Green has frequently served as a clinician for arts organizations, a juror for competitions, or in an advisory role to arts organizations. In September 2014, Green was appointed Artistic Director of the Coalition for African Americans in the Performing Arts (CAAPA). A non-profit national arts network of community partners and professional artists, CAAPA showcases, encourages, and develops excellence in the achievements of classical musicians of color and others, both in the USA and internationally. Additionally, since 2018, Green has served on the music education team of the Children’s Chorus of Washington, and in 2020, he was retained as Artistic Advisor to the Alexandria Symphony Orchestra.

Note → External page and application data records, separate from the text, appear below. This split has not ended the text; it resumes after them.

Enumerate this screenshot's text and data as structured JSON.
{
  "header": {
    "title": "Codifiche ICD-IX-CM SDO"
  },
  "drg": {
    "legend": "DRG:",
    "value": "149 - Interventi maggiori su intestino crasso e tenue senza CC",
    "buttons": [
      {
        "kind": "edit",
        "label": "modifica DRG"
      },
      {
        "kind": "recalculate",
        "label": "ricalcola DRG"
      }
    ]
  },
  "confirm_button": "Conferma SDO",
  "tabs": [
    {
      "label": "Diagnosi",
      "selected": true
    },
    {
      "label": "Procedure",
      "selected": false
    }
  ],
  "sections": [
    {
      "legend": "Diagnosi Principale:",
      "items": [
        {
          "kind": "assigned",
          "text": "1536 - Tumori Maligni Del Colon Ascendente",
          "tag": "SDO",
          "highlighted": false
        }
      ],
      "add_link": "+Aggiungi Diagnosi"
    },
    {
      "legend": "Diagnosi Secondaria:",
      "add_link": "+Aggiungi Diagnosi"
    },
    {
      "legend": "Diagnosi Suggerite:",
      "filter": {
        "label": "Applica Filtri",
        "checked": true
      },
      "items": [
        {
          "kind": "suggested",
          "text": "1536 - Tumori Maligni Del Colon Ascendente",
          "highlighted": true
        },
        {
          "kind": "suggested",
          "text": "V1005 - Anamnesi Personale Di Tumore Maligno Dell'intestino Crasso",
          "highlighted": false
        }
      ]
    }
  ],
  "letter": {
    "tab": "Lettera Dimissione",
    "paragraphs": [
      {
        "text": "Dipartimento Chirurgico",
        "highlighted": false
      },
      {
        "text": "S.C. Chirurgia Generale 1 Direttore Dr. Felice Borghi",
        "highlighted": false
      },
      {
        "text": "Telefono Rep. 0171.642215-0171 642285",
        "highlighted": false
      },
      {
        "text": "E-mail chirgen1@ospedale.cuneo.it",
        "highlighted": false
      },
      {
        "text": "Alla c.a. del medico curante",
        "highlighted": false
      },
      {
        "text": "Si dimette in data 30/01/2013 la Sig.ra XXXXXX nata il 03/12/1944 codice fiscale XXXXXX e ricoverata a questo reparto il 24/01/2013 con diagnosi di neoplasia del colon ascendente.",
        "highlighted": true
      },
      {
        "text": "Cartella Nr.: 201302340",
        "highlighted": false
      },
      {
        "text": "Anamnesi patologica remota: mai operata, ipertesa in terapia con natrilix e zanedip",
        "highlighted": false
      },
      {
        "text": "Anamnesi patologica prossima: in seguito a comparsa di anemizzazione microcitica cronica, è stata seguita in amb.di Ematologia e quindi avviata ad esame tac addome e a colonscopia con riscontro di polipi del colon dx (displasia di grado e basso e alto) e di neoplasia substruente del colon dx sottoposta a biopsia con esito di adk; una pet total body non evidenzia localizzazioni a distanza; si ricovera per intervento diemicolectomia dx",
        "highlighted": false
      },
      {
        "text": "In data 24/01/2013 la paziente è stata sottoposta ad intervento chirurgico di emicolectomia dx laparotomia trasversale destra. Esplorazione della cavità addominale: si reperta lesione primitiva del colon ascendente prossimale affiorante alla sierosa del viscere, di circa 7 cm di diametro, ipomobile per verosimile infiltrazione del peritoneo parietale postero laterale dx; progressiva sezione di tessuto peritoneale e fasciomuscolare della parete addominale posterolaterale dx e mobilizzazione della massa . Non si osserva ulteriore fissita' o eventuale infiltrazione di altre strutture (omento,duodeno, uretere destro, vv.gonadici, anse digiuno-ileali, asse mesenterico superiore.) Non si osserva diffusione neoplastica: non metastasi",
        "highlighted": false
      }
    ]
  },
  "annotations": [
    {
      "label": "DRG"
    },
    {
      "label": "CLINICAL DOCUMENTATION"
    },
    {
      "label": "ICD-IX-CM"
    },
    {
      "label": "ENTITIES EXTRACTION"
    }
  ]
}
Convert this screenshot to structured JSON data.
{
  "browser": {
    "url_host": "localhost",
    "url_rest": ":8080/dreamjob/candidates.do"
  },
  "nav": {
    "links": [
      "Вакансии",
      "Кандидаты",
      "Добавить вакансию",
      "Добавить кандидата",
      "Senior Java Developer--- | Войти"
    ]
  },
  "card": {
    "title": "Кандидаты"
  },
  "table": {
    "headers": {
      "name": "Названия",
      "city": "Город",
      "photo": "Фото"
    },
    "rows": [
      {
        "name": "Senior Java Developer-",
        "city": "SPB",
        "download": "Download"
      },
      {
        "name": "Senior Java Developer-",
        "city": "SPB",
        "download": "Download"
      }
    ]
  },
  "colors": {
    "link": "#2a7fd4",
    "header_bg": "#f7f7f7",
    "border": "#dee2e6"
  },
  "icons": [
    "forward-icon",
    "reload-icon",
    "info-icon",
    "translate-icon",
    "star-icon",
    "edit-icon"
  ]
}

Like many artists, Green’s public performances were severely impacted by the coronavirus pandemic. However, he remained active as an educator and recording artist on several projects throughout 2020, including archival livestream features with CAAPA on their Vir-Cital™ Series. Additionally, in July 2020, Green helped to curate the performance content for an outdoor public concert commemorating the anniversary of the historic 1963 Civil Rights ‘March on Washington’, presented by the international performance tours company Classical Movements, and CAAPA. In February 2021, Green appeared as pianist, composer, and poet, in the ‘Black History Month’ concert entitled, ‘No Ways Tired’, presented by the UMD School of Music IDEA Committee (Inclusion, Diversity, Equity and Accessibility). In March 2021, Green appeared in concert with acclaimed mezzo-soprano, J’Nai Bridges, as presented by Washington Performing Arts. The program, entitled ‘Rising Together’, featured Ms. Bridges, accompanied by Green, in interpretations of works by German, Austrian, Spanish and American composers, highlighting Green’s own poetry and compositions as well.
Green earned degrees in solo piano from the University of South Carolina (1995), the Peabody Institute (M.M. 1997, G.P.D. 1999), and the D.M.A. in Collaborative Piano at the University of Maryland College Park (2005). His principal piano teachers have included Charles Fugo, Ann Schein, Marian Hahn, and Rita Sloan. Green is a member of Phi Mu Alpha Sinfonia and the National Association of Teachers of Singing. His film credits include, Samuel Coleridge Taylor and His Music in America: 1900-1912, and Paul Laurence Dunbar: Beyond the Mask, a PBS documentary.
Personal Quote: “Although I enjoy my musical pursuits, creative writing, and pedagogical research, my most fulfilling work is in helping other artists unlock their own creative potential to express their art with emotional impact, excellence, and integrity.”